━━━━━ Input data ━━━━━

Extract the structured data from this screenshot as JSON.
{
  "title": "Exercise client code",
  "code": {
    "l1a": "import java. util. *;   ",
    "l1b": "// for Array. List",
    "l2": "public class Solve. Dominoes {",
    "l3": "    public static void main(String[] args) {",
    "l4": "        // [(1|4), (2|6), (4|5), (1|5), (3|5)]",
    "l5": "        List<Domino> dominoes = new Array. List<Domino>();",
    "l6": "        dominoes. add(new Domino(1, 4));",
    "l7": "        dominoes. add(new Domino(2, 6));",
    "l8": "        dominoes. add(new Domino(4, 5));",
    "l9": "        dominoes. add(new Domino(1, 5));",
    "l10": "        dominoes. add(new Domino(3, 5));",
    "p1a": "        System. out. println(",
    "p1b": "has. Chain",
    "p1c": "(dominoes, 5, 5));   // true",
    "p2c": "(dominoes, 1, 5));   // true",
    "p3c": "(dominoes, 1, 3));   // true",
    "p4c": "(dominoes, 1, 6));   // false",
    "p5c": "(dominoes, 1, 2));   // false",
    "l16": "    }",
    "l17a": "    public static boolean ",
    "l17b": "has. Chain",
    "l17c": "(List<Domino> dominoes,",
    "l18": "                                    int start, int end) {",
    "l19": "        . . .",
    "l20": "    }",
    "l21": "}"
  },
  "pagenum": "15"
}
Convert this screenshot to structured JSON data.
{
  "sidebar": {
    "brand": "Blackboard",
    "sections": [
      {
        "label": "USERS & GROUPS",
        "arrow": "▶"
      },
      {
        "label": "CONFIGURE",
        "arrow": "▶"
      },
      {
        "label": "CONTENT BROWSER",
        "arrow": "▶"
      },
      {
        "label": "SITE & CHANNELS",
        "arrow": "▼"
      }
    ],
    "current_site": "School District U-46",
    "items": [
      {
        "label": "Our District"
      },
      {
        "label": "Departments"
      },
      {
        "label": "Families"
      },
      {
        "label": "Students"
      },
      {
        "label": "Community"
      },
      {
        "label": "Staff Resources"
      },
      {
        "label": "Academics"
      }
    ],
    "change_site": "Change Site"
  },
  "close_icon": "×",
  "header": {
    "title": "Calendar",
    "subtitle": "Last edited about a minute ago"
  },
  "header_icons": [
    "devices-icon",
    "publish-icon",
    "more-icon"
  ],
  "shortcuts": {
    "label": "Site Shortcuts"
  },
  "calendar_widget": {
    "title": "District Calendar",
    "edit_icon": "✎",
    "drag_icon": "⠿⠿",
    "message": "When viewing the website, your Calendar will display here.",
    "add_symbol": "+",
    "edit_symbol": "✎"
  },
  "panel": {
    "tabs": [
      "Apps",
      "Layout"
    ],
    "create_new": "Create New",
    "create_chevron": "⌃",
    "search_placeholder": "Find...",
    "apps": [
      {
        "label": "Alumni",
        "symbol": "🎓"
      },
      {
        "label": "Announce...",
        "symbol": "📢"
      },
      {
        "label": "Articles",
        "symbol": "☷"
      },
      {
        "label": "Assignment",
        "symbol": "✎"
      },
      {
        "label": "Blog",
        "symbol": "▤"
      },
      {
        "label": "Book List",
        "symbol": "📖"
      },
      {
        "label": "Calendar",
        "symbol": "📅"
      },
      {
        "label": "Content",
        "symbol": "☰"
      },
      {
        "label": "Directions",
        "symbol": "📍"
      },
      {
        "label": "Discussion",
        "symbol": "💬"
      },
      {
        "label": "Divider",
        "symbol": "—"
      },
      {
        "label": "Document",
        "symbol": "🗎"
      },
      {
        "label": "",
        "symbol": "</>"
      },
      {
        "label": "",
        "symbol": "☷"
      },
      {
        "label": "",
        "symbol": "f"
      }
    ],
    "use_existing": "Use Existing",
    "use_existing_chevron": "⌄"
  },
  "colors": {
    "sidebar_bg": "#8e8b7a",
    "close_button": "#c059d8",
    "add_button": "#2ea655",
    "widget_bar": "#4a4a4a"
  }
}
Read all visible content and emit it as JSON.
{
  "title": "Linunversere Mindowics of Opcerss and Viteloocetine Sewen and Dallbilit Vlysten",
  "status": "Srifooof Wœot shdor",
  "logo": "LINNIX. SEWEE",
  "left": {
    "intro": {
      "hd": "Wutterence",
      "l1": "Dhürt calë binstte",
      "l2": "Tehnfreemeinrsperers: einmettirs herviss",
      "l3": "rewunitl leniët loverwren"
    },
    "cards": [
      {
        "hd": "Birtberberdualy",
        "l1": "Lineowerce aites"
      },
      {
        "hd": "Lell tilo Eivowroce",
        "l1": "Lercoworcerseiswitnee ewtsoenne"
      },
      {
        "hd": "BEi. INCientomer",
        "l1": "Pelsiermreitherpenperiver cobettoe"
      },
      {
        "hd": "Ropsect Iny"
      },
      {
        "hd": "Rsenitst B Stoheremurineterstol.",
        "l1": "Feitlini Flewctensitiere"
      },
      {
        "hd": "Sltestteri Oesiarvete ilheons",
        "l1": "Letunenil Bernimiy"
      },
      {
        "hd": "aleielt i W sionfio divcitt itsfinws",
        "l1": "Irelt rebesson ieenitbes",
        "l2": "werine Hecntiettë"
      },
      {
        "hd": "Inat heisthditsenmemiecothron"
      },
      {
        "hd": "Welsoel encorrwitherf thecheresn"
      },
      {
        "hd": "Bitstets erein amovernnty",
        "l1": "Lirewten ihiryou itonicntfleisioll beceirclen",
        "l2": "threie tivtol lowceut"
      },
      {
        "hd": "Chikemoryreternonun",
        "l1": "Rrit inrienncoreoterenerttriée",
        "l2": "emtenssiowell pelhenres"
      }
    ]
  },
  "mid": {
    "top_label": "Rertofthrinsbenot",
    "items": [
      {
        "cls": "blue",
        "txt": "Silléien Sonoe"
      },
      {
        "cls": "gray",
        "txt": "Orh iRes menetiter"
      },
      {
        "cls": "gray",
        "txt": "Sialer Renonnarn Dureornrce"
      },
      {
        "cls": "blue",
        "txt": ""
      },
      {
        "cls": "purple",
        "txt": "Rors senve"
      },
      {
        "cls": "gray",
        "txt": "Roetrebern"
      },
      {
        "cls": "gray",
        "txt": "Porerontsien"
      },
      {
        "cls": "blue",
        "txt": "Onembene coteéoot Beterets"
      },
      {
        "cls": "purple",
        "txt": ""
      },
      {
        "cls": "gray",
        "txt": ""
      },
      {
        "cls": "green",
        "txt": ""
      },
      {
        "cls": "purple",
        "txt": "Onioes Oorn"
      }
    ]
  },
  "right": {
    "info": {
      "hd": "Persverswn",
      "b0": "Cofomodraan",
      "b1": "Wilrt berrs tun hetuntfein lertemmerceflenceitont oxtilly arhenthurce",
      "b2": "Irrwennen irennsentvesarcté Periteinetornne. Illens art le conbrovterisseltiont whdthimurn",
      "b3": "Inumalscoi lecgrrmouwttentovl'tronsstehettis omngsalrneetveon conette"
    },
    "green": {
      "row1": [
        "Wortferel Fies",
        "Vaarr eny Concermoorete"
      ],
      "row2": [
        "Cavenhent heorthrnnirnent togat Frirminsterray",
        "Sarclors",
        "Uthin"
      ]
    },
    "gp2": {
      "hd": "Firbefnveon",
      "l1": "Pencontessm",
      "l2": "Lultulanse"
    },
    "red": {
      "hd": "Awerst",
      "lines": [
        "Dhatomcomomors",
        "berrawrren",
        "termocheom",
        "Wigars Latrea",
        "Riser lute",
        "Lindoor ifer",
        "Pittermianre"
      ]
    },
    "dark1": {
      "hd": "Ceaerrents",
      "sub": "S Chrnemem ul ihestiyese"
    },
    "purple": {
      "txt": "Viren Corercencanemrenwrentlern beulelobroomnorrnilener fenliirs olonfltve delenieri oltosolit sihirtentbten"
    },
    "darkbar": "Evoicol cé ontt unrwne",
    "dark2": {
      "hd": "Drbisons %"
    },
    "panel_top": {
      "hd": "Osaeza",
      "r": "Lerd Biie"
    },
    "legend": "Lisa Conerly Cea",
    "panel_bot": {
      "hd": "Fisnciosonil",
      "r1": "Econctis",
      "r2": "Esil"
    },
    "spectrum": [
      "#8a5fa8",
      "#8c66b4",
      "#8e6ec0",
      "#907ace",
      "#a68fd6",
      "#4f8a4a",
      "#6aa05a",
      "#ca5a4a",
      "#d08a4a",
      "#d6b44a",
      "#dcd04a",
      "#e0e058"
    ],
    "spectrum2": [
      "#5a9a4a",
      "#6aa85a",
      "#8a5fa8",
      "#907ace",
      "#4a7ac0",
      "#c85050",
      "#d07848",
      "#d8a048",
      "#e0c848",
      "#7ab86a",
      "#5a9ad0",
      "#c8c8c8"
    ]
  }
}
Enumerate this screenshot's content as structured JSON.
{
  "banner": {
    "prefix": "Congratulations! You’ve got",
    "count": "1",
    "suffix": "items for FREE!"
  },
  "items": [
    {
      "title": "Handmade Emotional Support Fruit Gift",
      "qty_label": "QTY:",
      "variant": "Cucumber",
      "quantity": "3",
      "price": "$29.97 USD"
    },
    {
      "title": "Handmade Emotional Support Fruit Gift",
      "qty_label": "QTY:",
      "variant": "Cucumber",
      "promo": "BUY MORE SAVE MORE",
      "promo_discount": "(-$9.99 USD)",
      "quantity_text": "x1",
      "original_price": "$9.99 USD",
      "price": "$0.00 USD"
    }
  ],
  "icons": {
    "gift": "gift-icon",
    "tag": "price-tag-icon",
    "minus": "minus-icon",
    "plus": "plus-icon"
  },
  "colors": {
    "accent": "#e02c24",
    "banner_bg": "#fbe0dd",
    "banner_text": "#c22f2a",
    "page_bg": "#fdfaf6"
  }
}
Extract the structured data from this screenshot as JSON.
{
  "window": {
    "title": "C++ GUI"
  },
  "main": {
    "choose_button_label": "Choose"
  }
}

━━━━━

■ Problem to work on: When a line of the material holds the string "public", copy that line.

■ Answer space:
    "l2": "public class Solve. Dominoes {",
    "l3": "    public static void main(String[] args) {",
    "l17a": "    public static boolean ",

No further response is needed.